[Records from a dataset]
----------
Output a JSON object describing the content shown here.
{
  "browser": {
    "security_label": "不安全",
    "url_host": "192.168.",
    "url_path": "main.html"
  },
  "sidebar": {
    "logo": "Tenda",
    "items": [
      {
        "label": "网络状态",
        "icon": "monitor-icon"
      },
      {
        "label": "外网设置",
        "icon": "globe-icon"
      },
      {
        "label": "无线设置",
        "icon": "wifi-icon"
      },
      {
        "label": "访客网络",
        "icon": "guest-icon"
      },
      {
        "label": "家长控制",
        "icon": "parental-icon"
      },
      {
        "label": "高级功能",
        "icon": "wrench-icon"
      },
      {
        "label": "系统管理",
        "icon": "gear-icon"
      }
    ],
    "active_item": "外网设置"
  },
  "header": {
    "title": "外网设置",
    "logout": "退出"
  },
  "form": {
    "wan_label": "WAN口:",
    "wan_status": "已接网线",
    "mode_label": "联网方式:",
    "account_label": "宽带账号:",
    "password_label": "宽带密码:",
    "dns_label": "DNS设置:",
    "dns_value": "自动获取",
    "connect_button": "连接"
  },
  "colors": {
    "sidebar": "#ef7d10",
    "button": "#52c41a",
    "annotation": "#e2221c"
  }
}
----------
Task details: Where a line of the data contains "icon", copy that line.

Response to this exercise:
        "icon": "monitor-icon"
        "icon": "globe-icon"
        "icon": "wifi-icon"
        "icon": "guest-icon"
        "icon": "parental-icon"
        "icon": "wrench-icon"
        "icon": "gear-icon"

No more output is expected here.